The full set of records below is to be reproduced without a single alteration.

Excerpted records START

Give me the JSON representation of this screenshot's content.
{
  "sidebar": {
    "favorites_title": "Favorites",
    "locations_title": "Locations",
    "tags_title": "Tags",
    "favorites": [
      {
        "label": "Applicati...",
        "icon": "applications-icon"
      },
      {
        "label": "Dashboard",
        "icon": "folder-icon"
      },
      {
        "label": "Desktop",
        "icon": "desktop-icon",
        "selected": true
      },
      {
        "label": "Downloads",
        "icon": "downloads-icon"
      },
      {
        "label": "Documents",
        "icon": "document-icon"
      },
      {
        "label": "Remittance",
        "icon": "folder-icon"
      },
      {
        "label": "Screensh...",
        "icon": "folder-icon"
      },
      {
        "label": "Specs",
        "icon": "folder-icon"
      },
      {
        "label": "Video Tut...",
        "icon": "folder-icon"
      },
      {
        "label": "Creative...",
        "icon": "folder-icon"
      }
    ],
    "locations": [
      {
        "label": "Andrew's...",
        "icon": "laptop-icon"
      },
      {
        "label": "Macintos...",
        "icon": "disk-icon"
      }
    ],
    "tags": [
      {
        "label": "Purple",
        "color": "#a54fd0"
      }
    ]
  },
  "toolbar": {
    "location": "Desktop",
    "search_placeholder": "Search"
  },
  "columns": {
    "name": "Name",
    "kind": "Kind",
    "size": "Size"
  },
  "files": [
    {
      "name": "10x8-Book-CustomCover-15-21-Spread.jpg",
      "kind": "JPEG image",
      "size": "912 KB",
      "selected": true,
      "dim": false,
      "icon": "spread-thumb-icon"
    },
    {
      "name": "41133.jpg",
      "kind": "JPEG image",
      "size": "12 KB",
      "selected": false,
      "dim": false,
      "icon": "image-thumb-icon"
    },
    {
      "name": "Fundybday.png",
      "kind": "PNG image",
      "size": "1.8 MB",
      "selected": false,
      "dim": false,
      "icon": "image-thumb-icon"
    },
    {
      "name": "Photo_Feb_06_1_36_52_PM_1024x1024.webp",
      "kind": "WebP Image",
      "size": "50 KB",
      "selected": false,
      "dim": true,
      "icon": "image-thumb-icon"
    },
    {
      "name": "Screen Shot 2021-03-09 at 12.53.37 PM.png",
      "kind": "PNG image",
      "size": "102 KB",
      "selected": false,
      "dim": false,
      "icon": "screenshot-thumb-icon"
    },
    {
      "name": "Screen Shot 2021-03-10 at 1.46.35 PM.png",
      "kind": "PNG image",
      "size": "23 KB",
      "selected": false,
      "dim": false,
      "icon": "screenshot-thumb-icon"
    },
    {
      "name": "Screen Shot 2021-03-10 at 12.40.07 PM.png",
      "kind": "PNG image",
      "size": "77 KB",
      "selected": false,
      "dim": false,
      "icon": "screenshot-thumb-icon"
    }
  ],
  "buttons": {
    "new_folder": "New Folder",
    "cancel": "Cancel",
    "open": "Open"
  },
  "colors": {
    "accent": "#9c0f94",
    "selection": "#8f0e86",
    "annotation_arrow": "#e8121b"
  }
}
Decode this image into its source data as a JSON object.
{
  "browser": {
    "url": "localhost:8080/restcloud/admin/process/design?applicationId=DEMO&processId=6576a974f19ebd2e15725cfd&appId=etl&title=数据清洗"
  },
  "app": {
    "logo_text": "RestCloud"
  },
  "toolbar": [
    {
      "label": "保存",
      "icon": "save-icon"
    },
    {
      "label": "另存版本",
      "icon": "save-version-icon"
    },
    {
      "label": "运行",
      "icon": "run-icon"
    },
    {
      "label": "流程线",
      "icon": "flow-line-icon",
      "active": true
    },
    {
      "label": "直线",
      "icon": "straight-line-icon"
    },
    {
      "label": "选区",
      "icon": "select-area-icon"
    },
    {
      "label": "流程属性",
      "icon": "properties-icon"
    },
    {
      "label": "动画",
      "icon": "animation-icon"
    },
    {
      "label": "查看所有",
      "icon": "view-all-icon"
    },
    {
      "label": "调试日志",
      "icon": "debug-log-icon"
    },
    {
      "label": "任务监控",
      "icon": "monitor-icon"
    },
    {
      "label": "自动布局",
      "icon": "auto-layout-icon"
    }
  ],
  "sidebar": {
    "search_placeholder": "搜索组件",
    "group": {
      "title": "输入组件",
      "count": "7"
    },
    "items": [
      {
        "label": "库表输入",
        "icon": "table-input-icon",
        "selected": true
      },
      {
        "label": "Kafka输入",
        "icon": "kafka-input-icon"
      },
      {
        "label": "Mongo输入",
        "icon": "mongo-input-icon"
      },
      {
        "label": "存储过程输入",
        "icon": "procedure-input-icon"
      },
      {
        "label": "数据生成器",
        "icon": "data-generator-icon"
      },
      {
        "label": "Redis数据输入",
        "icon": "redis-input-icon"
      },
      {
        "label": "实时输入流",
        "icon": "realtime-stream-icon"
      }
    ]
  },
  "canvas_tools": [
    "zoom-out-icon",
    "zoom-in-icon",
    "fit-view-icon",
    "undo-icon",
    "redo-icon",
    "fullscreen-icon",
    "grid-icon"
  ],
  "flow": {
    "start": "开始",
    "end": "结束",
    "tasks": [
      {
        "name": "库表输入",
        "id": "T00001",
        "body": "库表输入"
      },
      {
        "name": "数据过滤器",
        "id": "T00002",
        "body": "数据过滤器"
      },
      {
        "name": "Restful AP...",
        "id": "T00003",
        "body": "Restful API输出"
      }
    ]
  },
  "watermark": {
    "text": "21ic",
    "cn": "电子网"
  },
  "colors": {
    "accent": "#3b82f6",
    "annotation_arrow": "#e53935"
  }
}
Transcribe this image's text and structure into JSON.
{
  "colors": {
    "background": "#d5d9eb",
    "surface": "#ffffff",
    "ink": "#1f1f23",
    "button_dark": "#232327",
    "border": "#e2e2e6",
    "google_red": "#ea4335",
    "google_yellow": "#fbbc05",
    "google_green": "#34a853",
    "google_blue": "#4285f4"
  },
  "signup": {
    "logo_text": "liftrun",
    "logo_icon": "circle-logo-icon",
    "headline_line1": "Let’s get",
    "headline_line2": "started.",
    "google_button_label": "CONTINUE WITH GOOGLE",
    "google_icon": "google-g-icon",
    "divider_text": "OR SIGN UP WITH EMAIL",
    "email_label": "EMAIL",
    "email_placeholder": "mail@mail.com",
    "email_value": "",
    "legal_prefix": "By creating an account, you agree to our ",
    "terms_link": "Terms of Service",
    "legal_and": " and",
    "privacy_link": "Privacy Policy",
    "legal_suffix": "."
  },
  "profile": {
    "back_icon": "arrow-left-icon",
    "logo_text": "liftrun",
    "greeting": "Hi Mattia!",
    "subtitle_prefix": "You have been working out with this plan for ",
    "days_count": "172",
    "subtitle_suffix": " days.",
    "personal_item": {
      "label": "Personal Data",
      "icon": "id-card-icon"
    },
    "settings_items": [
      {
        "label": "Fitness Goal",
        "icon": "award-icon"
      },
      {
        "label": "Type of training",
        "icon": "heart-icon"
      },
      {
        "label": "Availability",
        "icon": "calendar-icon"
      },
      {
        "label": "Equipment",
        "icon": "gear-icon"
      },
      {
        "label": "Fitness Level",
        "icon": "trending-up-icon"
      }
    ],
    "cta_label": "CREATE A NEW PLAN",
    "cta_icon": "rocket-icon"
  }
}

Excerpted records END

Your response:
Give me the JSON representation of this screenshot's content.
{
  "sidebar": {
    "favorites_title": "Favorites",
    "locations_title": "Locations",
    "tags_title": "Tags",
    "favorites": [
      {
        "label": "Applicati...",
        "icon": "applications-icon"
      },
      {
        "label": "Dashboard",
        "icon": "folder-icon"
      },
      {
        "label": "Desktop",
        "icon": "desktop-icon",
        "selected": true
      },
      {
        "label": "Downloads",
        "icon": "downloads-icon"
      },
      {
        "label": "Documents",
        "icon": "document-icon"
      },
      {
        "label": "Remittance",
        "icon": "folder-icon"
      },
      {
        "label": "Screensh...",
        "icon": "folder-icon"
      },
      {
        "label": "Specs",
        "icon": "folder-icon"
      },
      {
        "label": "Video Tut...",
        "icon": "folder-icon"
      },
      {
        "label": "Creative...",
        "icon": "folder-icon"
      }
    ],
    "locations": [
      {
        "label": "Andrew's...",
        "icon": "laptop-icon"
      },
      {
        "label": "Macintos...",
        "icon": "disk-icon"
      }
    ],
    "tags": [
      {
        "label": "Purple",
        "color": "#a54fd0"
      }
    ]
  },
  "toolbar": {
    "location": "Desktop",
    "search_placeholder": "Search"
  },
  "columns": {
    "name": "Name",
    "kind": "Kind",
    "size": "Size"
  },
  "files": [
    {
      "name": "10x8-Book-CustomCover-15-21-Spread.jpg",
      "kind": "JPEG image",
      "size": "912 KB",
      "selected": true,
      "dim": false,
      "icon": "spread-thumb-icon"
    },
    {
      "name": "41133.jpg",
      "kind": "JPEG image",
      "size": "12 KB",
      "selected": false,
      "dim": false,
      "icon": "image-thumb-icon"
    },
    {
      "name": "Fundybday.png",
      "kind": "PNG image",
      "size": "1.8 MB",
      "selected": false,
      "dim": false,
      "icon": "image-thumb-icon"
    },
    {
      "name": "Photo_Feb_06_1_36_52_PM_1024x1024.webp",
      "kind": "WebP Image",
      "size": "50 KB",
      "selected": false,
      "dim": true,
      "icon": "image-thumb-icon"
    },
    {
      "name": "Screen Shot 2021-03-09 at 12.53.37 PM.png",
      "kind": "PNG image",
      "size": "102 KB",
      "selected": false,
      "dim": false,
      "icon": "screenshot-thumb-icon"
    },
    {
      "name": "Screen Shot 2021-03-10 at 1.46.35 PM.png",
      "kind": "PNG image",
      "size": "23 KB",
      "selected": false,
      "dim": false,
      "icon": "screenshot-thumb-icon"
    },
    {
      "name": "Screen Shot 2021-03-10 at 12.40.07 PM.png",
      "kind": "PNG image",
      "size": "77 KB",
      "selected": false,
      "dim": false,
      "icon": "screenshot-thumb-icon"
    }
  ],
  "buttons": {
    "new_folder": "New Folder",
    "cancel": "Cancel",
    "open": "Open"
  },
  "colors": {
    "accent": "#9c0f94",
    "selection": "#8f0e86",
    "annotation_arrow": "#e8121b"
  }
}
Decode this image into its source data as a JSON object.
{
  "browser": {
    "url": "localhost:8080/restcloud/admin/process/design?applicationId=DEMO&processId=6576a974f19ebd2e15725cfd&appId=etl&title=数据清洗"
  },
  "app": {
    "logo_text": "RestCloud"
  },
  "toolbar": [
    {
      "label": "保存",
      "icon": "save-icon"
    },
    {
      "label": "另存版本",
      "icon": "save-version-icon"
    },
    {
      "label": "运行",
      "icon": "run-icon"
    },
    {
      "label": "流程线",
      "icon": "flow-line-icon",
      "active": true
    },
    {
      "label": "直线",
      "icon": "straight-line-icon"
    },
    {
      "label": "选区",
      "icon": "select-area-icon"
    },
    {
      "label": "流程属性",
      "icon": "properties-icon"
    },
    {
      "label": "动画",
      "icon": "animation-icon"
    },
    {
      "label": "查看所有",
      "icon": "view-all-icon"
    },
    {
      "label": "调试日志",
      "icon": "debug-log-icon"
    },
    {
      "label": "任务监控",
      "icon": "monitor-icon"
    },
    {
      "label": "自动布局",
      "icon": "auto-layout-icon"
    }
  ],
  "sidebar": {
    "search_placeholder": "搜索组件",
    "group": {
      "title": "输入组件",
      "count": "7"
    },
    "items": [
      {
        "label": "库表输入",
        "icon": "table-input-icon",
        "selected": true
      },
      {
        "label": "Kafka输入",
        "icon": "kafka-input-icon"
      },
      {
        "label": "Mongo输入",
        "icon": "mongo-input-icon"
      },
      {
        "label": "存储过程输入",
        "icon": "procedure-input-icon"
      },
      {
        "label": "数据生成器",
        "icon": "data-generator-icon"
      },
      {
        "label": "Redis数据输入",
        "icon": "redis-input-icon"
      },
      {
        "label": "实时输入流",
        "icon": "realtime-stream-icon"
      }
    ]
  },
  "canvas_tools": [
    "zoom-out-icon",
    "zoom-in-icon",
    "fit-view-icon",
    "undo-icon",
    "redo-icon",
    "fullscreen-icon",
    "grid-icon"
  ],
  "flow": {
    "start": "开始",
    "end": "结束",
    "tasks": [
      {
        "name": "库表输入",
        "id": "T00001",
        "body": "库表输入"
      },
      {
        "name": "数据过滤器",
        "id": "T00002",
        "body": "数据过滤器"
      },
      {
        "name": "Restful AP...",
        "id": "T00003",
        "body": "Restful API输出"
      }
    ]
  },
  "watermark": {
    "text": "21ic",
    "cn": "电子网"
  },
  "colors": {
    "accent": "#3b82f6",
    "annotation_arrow": "#e53935"
  }
}
Transcribe this image's text and structure into JSON.
{
  "colors": {
    "background": "#d5d9eb",
    "surface": "#ffffff",
    "ink": "#1f1f23",
    "button_dark": "#232327",
    "border": "#e2e2e6",
    "google_red": "#ea4335",
    "google_yellow": "#fbbc05",
    "google_green": "#34a853",
    "google_blue": "#4285f4"
  },
  "signup": {
    "logo_text": "liftrun",
    "logo_icon": "circle-logo-icon",
    "headline_line1": "Let’s get",
    "headline_line2": "started.",
    "google_button_label": "CONTINUE WITH GOOGLE",
    "google_icon": "google-g-icon",
    "divider_text": "OR SIGN UP WITH EMAIL",
    "email_label": "EMAIL",
    "email_placeholder": "mail@mail.com",
    "email_value": "",
    "legal_prefix": "By creating an account, you agree to our ",
    "terms_link": "Terms of Service",
    "legal_and": " and",
    "privacy_link": "Privacy Policy",
    "legal_suffix": "."
  },
  "profile": {
    "back_icon": "arrow-left-icon",
    "logo_text": "liftrun",
    "greeting": "Hi Mattia!",
    "subtitle_prefix": "You have been working out with this plan for ",
    "days_count": "172",
    "subtitle_suffix": " days.",
    "personal_item": {
      "label": "Personal Data",
      "icon": "id-card-icon"
    },
    "settings_items": [
      {
        "label": "Fitness Goal",
        "icon": "award-icon"
      },
      {
        "label": "Type of training",
        "icon": "heart-icon"
      },
      {
        "label": "Availability",
        "icon": "calendar-icon"
      },
      {
        "label": "Equipment",
        "icon": "gear-icon"
      },
      {
        "label": "Fitness Level",
        "icon": "trending-up-icon"
      }
    ],
    "cta_label": "CREATE A NEW PLAN",
    "cta_icon": "rocket-icon"
  }
}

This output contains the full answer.